Check each line of the entries for "this" and report the ones that have it.

* _Information provided_
== Segment start ==
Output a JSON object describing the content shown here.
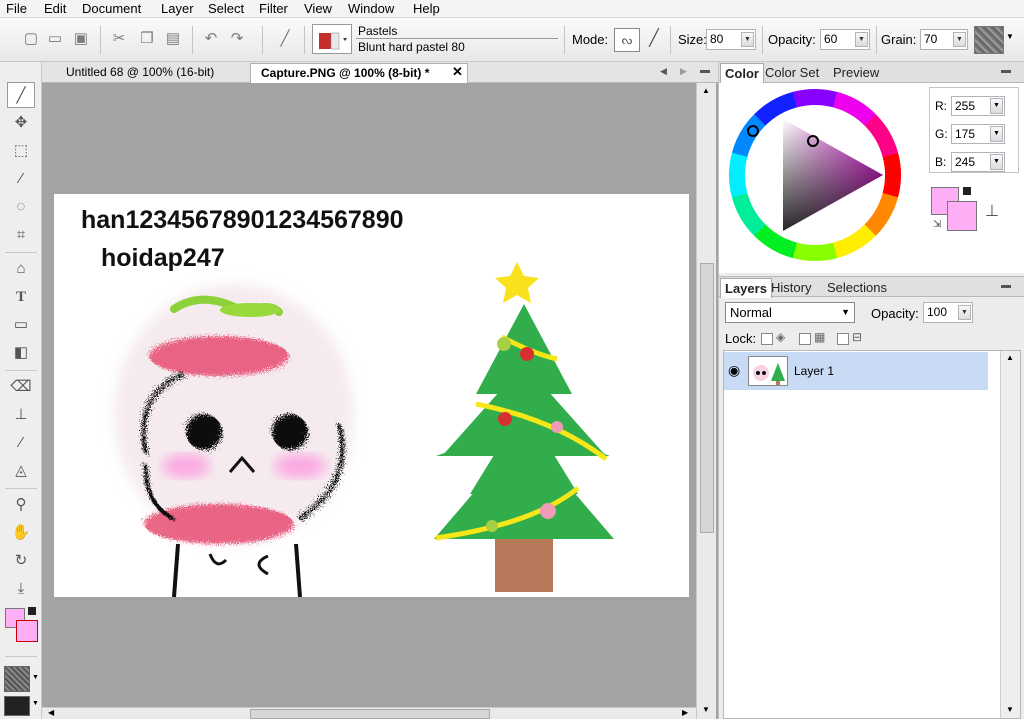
{
  "menu": [
    "File",
    "Edit",
    "Document",
    "Layer",
    "Select",
    "Filter",
    "View",
    "Window",
    "Help"
  ],
  "brush": {
    "category": "Pastels",
    "variant": "Blunt hard pastel 80"
  },
  "options": {
    "mode_label": "Mode:",
    "size_label": "Size:",
    "size_value": "80",
    "opacity_label": "Opacity:",
    "opacity_value": "60",
    "grain_label": "Grain:",
    "grain_value": "70"
  },
  "doc_tabs": [
    {
      "label": "Untitled 68 @ 100% (16-bit)"
    },
    {
      "label": "Capture.PNG @ 100% (8-bit) *"
    }
  ],
  "canvas_text": {
    "line1": "han12345678901234567890",
    "line2": "hoidap247"
  },
  "color_panel": {
    "tabs": [
      "Color",
      "Color Set",
      "Preview"
    ],
    "r_label": "R:",
    "r": "255",
    "g_label": "G:",
    "g": "175",
    "b_label": "B:",
    "b": "245",
    "foreground": "#fcaff5",
    "background": "#ffffff"
  },
  "layers_panel": {
    "tabs": [
      "Layers",
      "History",
      "Selections"
    ],
    "blend_mode": "Normal",
    "opacity_label": "Opacity:",
    "opacity": "100",
    "lock_label": "Lock:",
    "layers": [
      {
        "name": "Layer 1"
      }
    ]
  },
  "icons": {
    "new": "new-document-icon",
    "open": "open-icon",
    "save": "save-icon",
    "cut": "cut-icon",
    "copy": "copy-icon",
    "paste": "paste-icon",
    "undo": "undo-icon",
    "redo": "redo-icon"
  }
}
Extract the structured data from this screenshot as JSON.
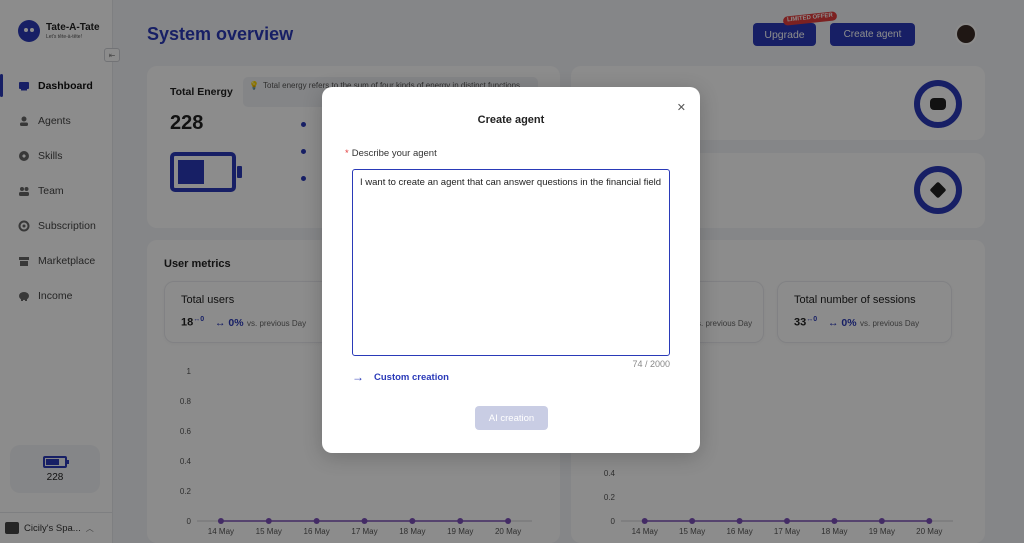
{
  "app": {
    "name": "Tate-A-Tate",
    "tagline": "Let's tête-à-tête!"
  },
  "sidebar": {
    "items": [
      {
        "label": "Dashboard",
        "icon": "dashboard-icon",
        "active": true
      },
      {
        "label": "Agents",
        "icon": "agents-icon"
      },
      {
        "label": "Skills",
        "icon": "skills-icon"
      },
      {
        "label": "Team",
        "icon": "team-icon"
      },
      {
        "label": "Subscription",
        "icon": "subscription-icon"
      },
      {
        "label": "Marketplace",
        "icon": "marketplace-icon"
      },
      {
        "label": "Income",
        "icon": "income-icon"
      }
    ],
    "energy_value": "228",
    "workspace": "Cicily's Spa..."
  },
  "header": {
    "title": "System overview",
    "upgrade_label": "Upgrade",
    "offer_badge": "LIMITED OFFER",
    "create_agent_label": "Create agent"
  },
  "energy_card": {
    "title": "Total Energy",
    "value": "228",
    "tip": "Total energy refers to the sum of four kinds of energy in distinct functions."
  },
  "metrics": {
    "title": "User metrics",
    "total_users": {
      "label": "Total users",
      "value": "18",
      "delta_sup": "0",
      "pct": "0%",
      "vs": "vs. previous Day"
    },
    "partial": {
      "vs": "vs. previous Day"
    },
    "sessions": {
      "label": "Total number of sessions",
      "value": "33",
      "delta_sup": "0",
      "pct": "0%",
      "vs": "vs. previous Day"
    }
  },
  "chart_data": [
    {
      "type": "line",
      "x": [
        "14 May",
        "15 May",
        "16 May",
        "17 May",
        "18 May",
        "19 May",
        "20 May"
      ],
      "series": [
        {
          "values": [
            0,
            0,
            0,
            0,
            0,
            0,
            0
          ]
        }
      ],
      "yticks": [
        "1",
        "0.8",
        "0.6",
        "0.4",
        "0.2",
        "0"
      ],
      "ylim": [
        0,
        1
      ],
      "color": "#7b4fb8"
    },
    {
      "type": "line",
      "x": [
        "14 May",
        "15 May",
        "16 May",
        "17 May",
        "18 May",
        "19 May",
        "20 May"
      ],
      "series": [
        {
          "values": [
            0,
            0,
            0,
            0,
            0,
            0,
            0
          ]
        }
      ],
      "yticks": [
        "0.4",
        "0.2",
        "0"
      ],
      "ylim": [
        0,
        1
      ],
      "color": "#7b4fb8"
    }
  ],
  "modal": {
    "title": "Create agent",
    "field_label": "Describe your agent",
    "textarea_value": "I want to create an agent that can answer questions in the financial field",
    "char_count": "74 / 2000",
    "custom_link": "Custom creation",
    "ai_button": "AI creation"
  },
  "colors": {
    "accent": "#2a3ab8",
    "line": "#7b4fb8",
    "badge": "#e23c3c"
  }
}
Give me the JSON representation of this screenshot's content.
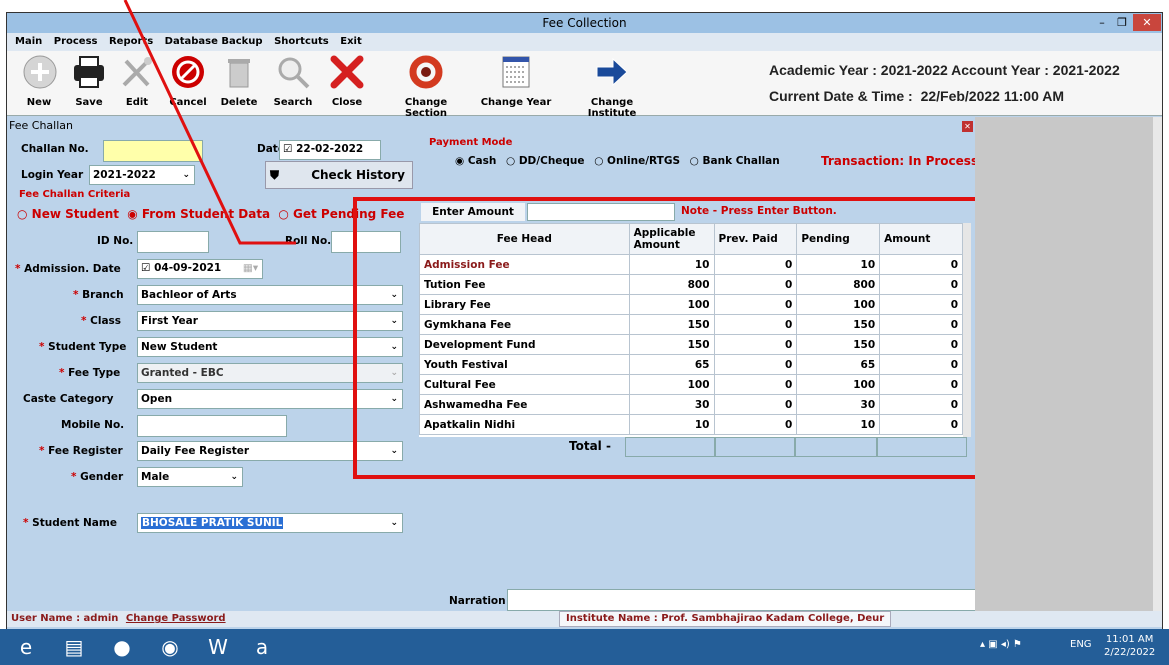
{
  "window": {
    "title": "Fee Collection"
  },
  "menu": [
    "Main",
    "Process",
    "Reports",
    "Database Backup",
    "Shortcuts",
    "Exit"
  ],
  "toolbar": [
    {
      "label": "New",
      "icon": "add-icon"
    },
    {
      "label": "Save",
      "icon": "printer-icon"
    },
    {
      "label": "Edit",
      "icon": "tools-icon"
    },
    {
      "label": "Cancel",
      "icon": "cancel-icon"
    },
    {
      "label": "Delete",
      "icon": "trash-icon"
    },
    {
      "label": "Search",
      "icon": "magnifier-icon"
    },
    {
      "label": "Close",
      "icon": "close-icon"
    },
    {
      "label": "Change Section",
      "icon": "refresh-icon"
    },
    {
      "label": "Change Year",
      "icon": "calendar-icon"
    },
    {
      "label": "Change Institute",
      "icon": "arrow-icon"
    }
  ],
  "year_info": {
    "line1": "Academic Year : 2021-2022 Account Year : 2021-2022",
    "line2_label": "Current Date & Time :",
    "line2_value": "22/Feb/2022 11:00 AM"
  },
  "form": {
    "panel_title": "Fee Challan",
    "challan_label": "Challan No.",
    "challan_value": "",
    "date_label": "Date",
    "date_value": "22-02-2022",
    "login_year_label": "Login Year",
    "login_year_value": "2021-2022",
    "check_history": "Check History",
    "criteria_label": "Fee Challan Criteria",
    "radio_new": "New Student",
    "radio_from": "From Student Data",
    "radio_pending": "Get Pending Fee",
    "id_label": "ID No.",
    "roll_label": "Roll No.",
    "adm_date_label": "Admission. Date",
    "adm_date_value": "04-09-2021",
    "branch_label": "Branch",
    "branch_value": "Bachleor of Arts",
    "class_label": "Class",
    "class_value": "First Year",
    "stype_label": "Student Type",
    "stype_value": "New Student",
    "ftype_label": "Fee Type",
    "ftype_value": "Granted - EBC",
    "caste_label": "Caste Category",
    "caste_value": "Open",
    "mobile_label": "Mobile No.",
    "register_label": "Fee Register",
    "register_value": "Daily Fee Register",
    "gender_label": "Gender",
    "gender_value": "Male",
    "sname_label": "Student Name",
    "sname_value": "BHOSALE PRATIK SUNIL"
  },
  "payment": {
    "label": "Payment Mode",
    "modes": [
      "Cash",
      "DD/Cheque",
      "Online/RTGS",
      "Bank Challan"
    ],
    "transaction_label": "Transaction:",
    "transaction_value": "In Process"
  },
  "amount": {
    "label": "Enter Amount",
    "note": "Note - Press Enter Button."
  },
  "table": {
    "headers": [
      "Fee Head",
      "Applicable Amount",
      "Prev. Paid",
      "Pending",
      "Amount"
    ],
    "rows": [
      [
        "Admission Fee",
        "10",
        "0",
        "10",
        "0"
      ],
      [
        "Tution Fee",
        "800",
        "0",
        "800",
        "0"
      ],
      [
        "Library Fee",
        "100",
        "0",
        "100",
        "0"
      ],
      [
        "Gymkhana Fee",
        "150",
        "0",
        "150",
        "0"
      ],
      [
        "Development Fund",
        "150",
        "0",
        "150",
        "0"
      ],
      [
        "Youth Festival",
        "65",
        "0",
        "65",
        "0"
      ],
      [
        "Cultural Fee",
        "100",
        "0",
        "100",
        "0"
      ],
      [
        "Ashwamedha Fee",
        "30",
        "0",
        "30",
        "0"
      ],
      [
        "Apatkalin Nidhi",
        "10",
        "0",
        "10",
        "0"
      ]
    ],
    "total_label": "Total -"
  },
  "narration_label": "Narration",
  "status": {
    "user": "User Name : admin",
    "change_pw": "Change Password",
    "institute": "Institute Name : Prof. Sambhajirao Kadam College, Deur"
  },
  "tray": {
    "lang": "ENG",
    "time": "11:01 AM",
    "date": "2/22/2022"
  },
  "colors": {
    "highlight": "#e01010",
    "accent": "#c00000"
  }
}
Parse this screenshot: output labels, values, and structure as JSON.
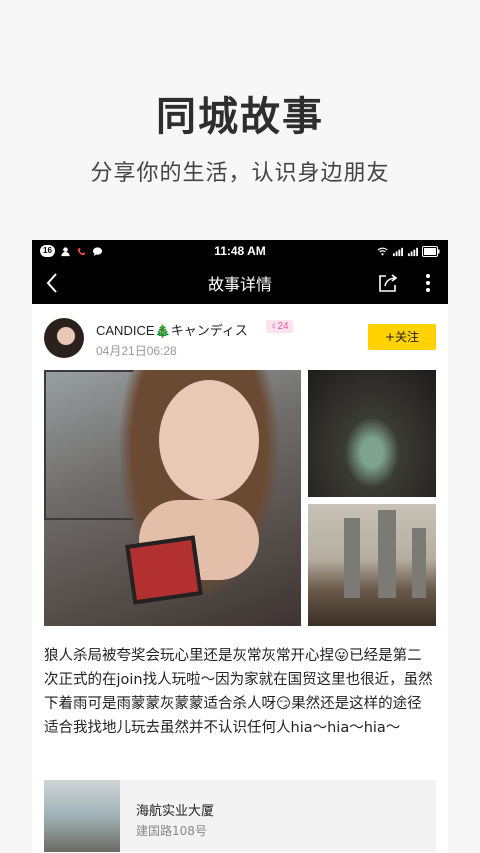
{
  "hero": {
    "title": "同城故事",
    "subtitle": "分享你的生活，认识身边朋友"
  },
  "status_bar": {
    "time": "11:48 AM",
    "notification_badge": "16",
    "icons": [
      "person-icon",
      "missed-call-icon",
      "chat-bubble-icon",
      "wifi-icon",
      "signal-icon",
      "signal-icon",
      "battery-icon"
    ]
  },
  "nav": {
    "title": "故事详情",
    "icons": [
      "back-chevron-icon",
      "share-icon",
      "more-vertical-icon"
    ]
  },
  "post": {
    "username": "CANDICE🎄キャンディス",
    "level": "♀24",
    "datetime": "04月21日06:28",
    "follow_label": "+关注",
    "text": "狼人杀局被夸奖会玩心里还是灰常灰常开心捏😛已经是第二次正式的在join找人玩啦～因为家就在国贸这里也很近，虽然下着雨可是雨蒙蒙灰蒙蒙适合杀人呀😏果然还是这样的途径适合我找地儿玩去虽然并不认识任何人hia～hia～hia～"
  },
  "location": {
    "name": "海航实业大厦",
    "address": "建国路108号"
  },
  "colors": {
    "accent": "#ffd200",
    "level_bg": "#fde3ee",
    "level_text": "#e25a97"
  }
}
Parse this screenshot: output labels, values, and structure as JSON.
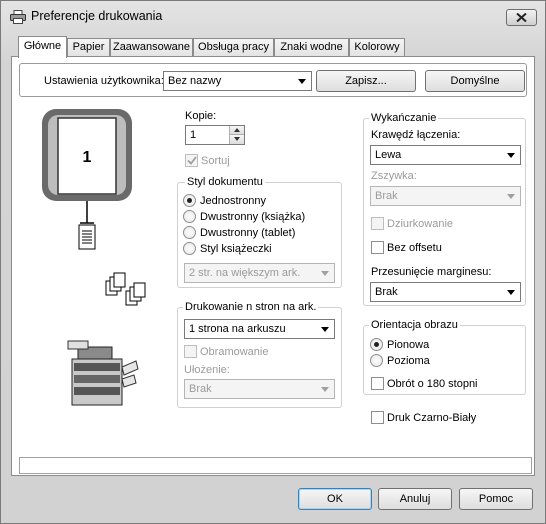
{
  "window": {
    "title": "Preferencje drukowania"
  },
  "tabs": [
    {
      "label": "Główne",
      "active": true
    },
    {
      "label": "Papier"
    },
    {
      "label": "Zaawansowane"
    },
    {
      "label": "Obsługa pracy"
    },
    {
      "label": "Znaki wodne"
    },
    {
      "label": "Kolorowy"
    }
  ],
  "user_settings": {
    "label": "Ustawienia użytkownika:",
    "value": "Bez nazwy",
    "save_label": "Zapisz...",
    "defaults_label": "Domyślne"
  },
  "preview": {
    "page_number": "1"
  },
  "copies": {
    "label": "Kopie:",
    "value": "1",
    "sort_label": "Sortuj",
    "sort_checked": true
  },
  "document_style": {
    "title": "Styl dokumentu",
    "options": [
      "Jednostronny",
      "Dwustronny (książka)",
      "Dwustronny (tablet)",
      "Styl książeczki"
    ],
    "selected": 0,
    "booklet_value": "2 str. na większym ark."
  },
  "nup": {
    "title": "Drukowanie n stron na ark.",
    "value": "1 strona na arkuszu",
    "border_label": "Obramowanie",
    "order_label": "Ułożenie:",
    "order_value": "Brak"
  },
  "finishing": {
    "title": "Wykańczanie",
    "binding_label": "Krawędź łączenia:",
    "binding_value": "Lewa",
    "staple_label": "Zszywka:",
    "staple_value": "Brak",
    "punch_label": "Dziurkowanie",
    "offset_label": "Bez offsetu",
    "margin_label": "Przesunięcie marginesu:",
    "margin_value": "Brak"
  },
  "orientation": {
    "title": "Orientacja obrazu",
    "options": [
      "Pionowa",
      "Pozioma"
    ],
    "selected": 0,
    "rotate_label": "Obrót o 180 stopni"
  },
  "bw_label": "Druk Czarno-Biały",
  "footer": {
    "ok": "OK",
    "cancel": "Anuluj",
    "help": "Pomoc"
  }
}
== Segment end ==
* _Response to the exercise_
Extract the structured data from this screenshot as JSON.
Give me the JSON representation of this screenshot's content.
Parse this screenshot: output labels, values, and structure as JSON.
Parse this screenshot: output labels, values, and structure as JSON.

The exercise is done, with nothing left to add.